binarstu writes: Research recently published in Psychological Science quantifies how easy it is to convince innocent, "normal" adults that they commited a crime. The Association for Psychological Science (APS) has posted a nice summary of the research. From the APS summary: 'Evidence from some wrongful-conviction cases suggests that suspects can be questioned in ways that lead them to falsely believe in and confess to committing crimes they didn’t actually commit. New research provides lab-based evidence for this phenomenon, showing that innocent adult participants can be convinced, over the course of a few hours, that they had perpetrated crimes as serious as assault with a weapon in their teenage years.'
binarstu writes: Suzanne Nossel, writing for cnn.com, reports that 'a survey of American writers done in October revealed that nearly one in four has self-censored for fear of government surveillance. They fessed up to curbing their research, not accepting certain assignments, even not discussing certain topics on the phone or via e-mail for fear of being targeted. The subjects they are avoiding are no surprise — mostly matters to do with the Middle East, the military and terrorism.' Yet ordinary Americans, for the most part, seem not to care: 'Surveillance so intrusive it is putting certain subjects out of bounds would seem like cause for alarm in a country that prides itself as the world's most free. Americans have long protested the persecution and constraints on journalists and writers living under repressive regimes abroad, yet many seem ready to accept these new encroachments on their freedom at home.'
binarstu writes: According to a recent report by Tom Gjelten of NPR, 'NSA officials are bracing for more surveillance disclosures from the documents taken by former contractor Edward Snowden — and they want to get out in front of the story.... With respect to other information held by Snowden and his allies but not yet publicized, the NSA is now considering a proactive release of some of the less sensitive material, to better manage the debate over its surveillance program.'
binarstu writes: The New York Times reports that 'The C.I.A. is paying AT&T more than $10 million a year to assist with overseas counterterrorism investigations by exploiting the company’s vast database of phone records, which includes Americans’ international calls, according to government officials. The cooperation is conducted under a voluntary contract, not under subpoenas or court orders compelling the company to participate, according to the officials.'
binarstu writes: A recent article on cnn.com tells the story of a U.S. programmer who hired software developers in China to do his job so that he could spend his days surfing Ebay and browsing cat videos on Youtube. From the article: "Bob had hired a programming firm in the northeastern Chinese city of Shenyang to do his work. His helpers half a world away worked overnight on a schedule imitating an average 9-to-5 workday in the United States. He paid them one-fifth of his six-figure salary, according to Verizon."

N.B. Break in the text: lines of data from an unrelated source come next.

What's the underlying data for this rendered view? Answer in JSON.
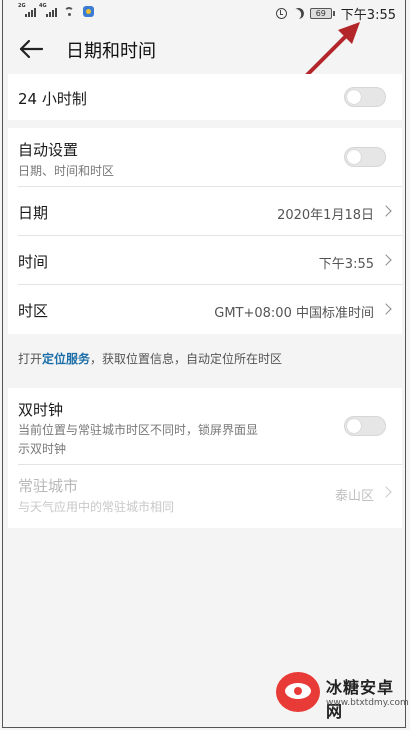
{
  "status_bar": {
    "net1": "2G",
    "net2": "4G",
    "battery": "69",
    "time": "下午3:55",
    "icons": [
      "signal-icon",
      "wifi-icon",
      "app-notification-icon",
      "alarm-icon",
      "moon-icon",
      "battery-icon"
    ]
  },
  "header": {
    "back_icon": "arrow-left-icon",
    "title": "日期和时间"
  },
  "sections": {
    "format": {
      "label": "24 小时制",
      "toggle_on": false
    },
    "auto": {
      "label": "自动设置",
      "sub": "日期、时间和时区",
      "toggle_on": false
    },
    "date": {
      "label": "日期",
      "value": "2020年1月18日"
    },
    "time": {
      "label": "时间",
      "value": "下午3:55"
    },
    "timezone": {
      "label": "时区",
      "value": "GMT+08:00 中国标准时间"
    }
  },
  "hint": {
    "prefix": "打开",
    "link": "定位服务",
    "suffix": "，获取位置信息，自动定位所在时区"
  },
  "dual_clock": {
    "label": "双时钟",
    "sub_line1": "当前位置与常驻城市时区不同时，锁屏界面显",
    "sub_line2": "示双时钟",
    "toggle_on": false
  },
  "home_city": {
    "label": "常驻城市",
    "sub": "与天气应用中的常驻城市相同",
    "value": "泰山区"
  },
  "watermark": {
    "name": "冰糖安卓网",
    "url": "www.btxtdmy.com"
  },
  "colors": {
    "link": "#1c6fa8",
    "annotation_arrow": "#b3262a",
    "background": "#f4f4f4"
  }
}
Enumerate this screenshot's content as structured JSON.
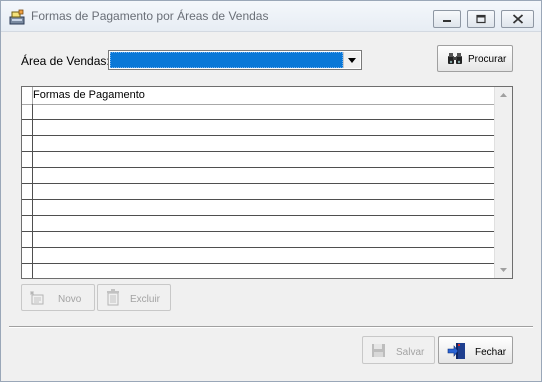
{
  "window": {
    "title": "Formas de Pagamento por Áreas de Vendas",
    "icon": "cash-register-icon"
  },
  "filter": {
    "area_label": "Área de Vendas:",
    "area_value": "",
    "search_button": "Procurar"
  },
  "grid": {
    "column_header": "Formas de Pagamento",
    "rows": [
      "",
      "",
      "",
      "",
      "",
      "",
      "",
      "",
      "",
      ""
    ]
  },
  "actions": {
    "new_label": "Novo",
    "delete_label": "Excluir"
  },
  "footer": {
    "save_label": "Salvar",
    "close_label": "Fechar"
  },
  "colors": {
    "selection": "#0a78d7",
    "title_text": "#6a6f77"
  }
}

binarstu writes: Mitt Romney's secretly-recorded comments about the "47%" of Americans who he believes are government dependents that "pay no income tax" have fueled new debate about U.S. tax policies. His claims don't hold up so well, however, when confronted with the data. First, as reported in the New York Times, a 2008 study by Cornell University reveals that "nearly all Americans — 96 percent — have relied on the federal government to assist them." And a recent piece in the Washington Post explains why the "47%" analysis is fundamentally flawed. From the latter: "At the heart of the debate over “the 47 percent” is an awful abuse of tax data. This entire conversation is the result of a (largely successful) effort to redefine the debate over taxes from “how much in taxes do you pay” to “how much in federal income taxes do you pay?” This is good framing if you want to cut taxes on the rich. It’s bad framing if you want to have even a basic understanding of who pays how much in taxes."
binarstu writes: From a recent article on the Huffington Post: "Newly-released internal training documents from several for-profit colleges illustrate a culture that encourages recruiters to increase enrollment by focusing on emotions such as "pain" and "fear" to attract low-income students who are struggling with adverse personal and financial circumstances.... The internal training guides shed light on recruitment methods that have long been criticized by student-advocacy groups as preying on uninformed, uneducated students who may have little chance of success once admitted to the schools."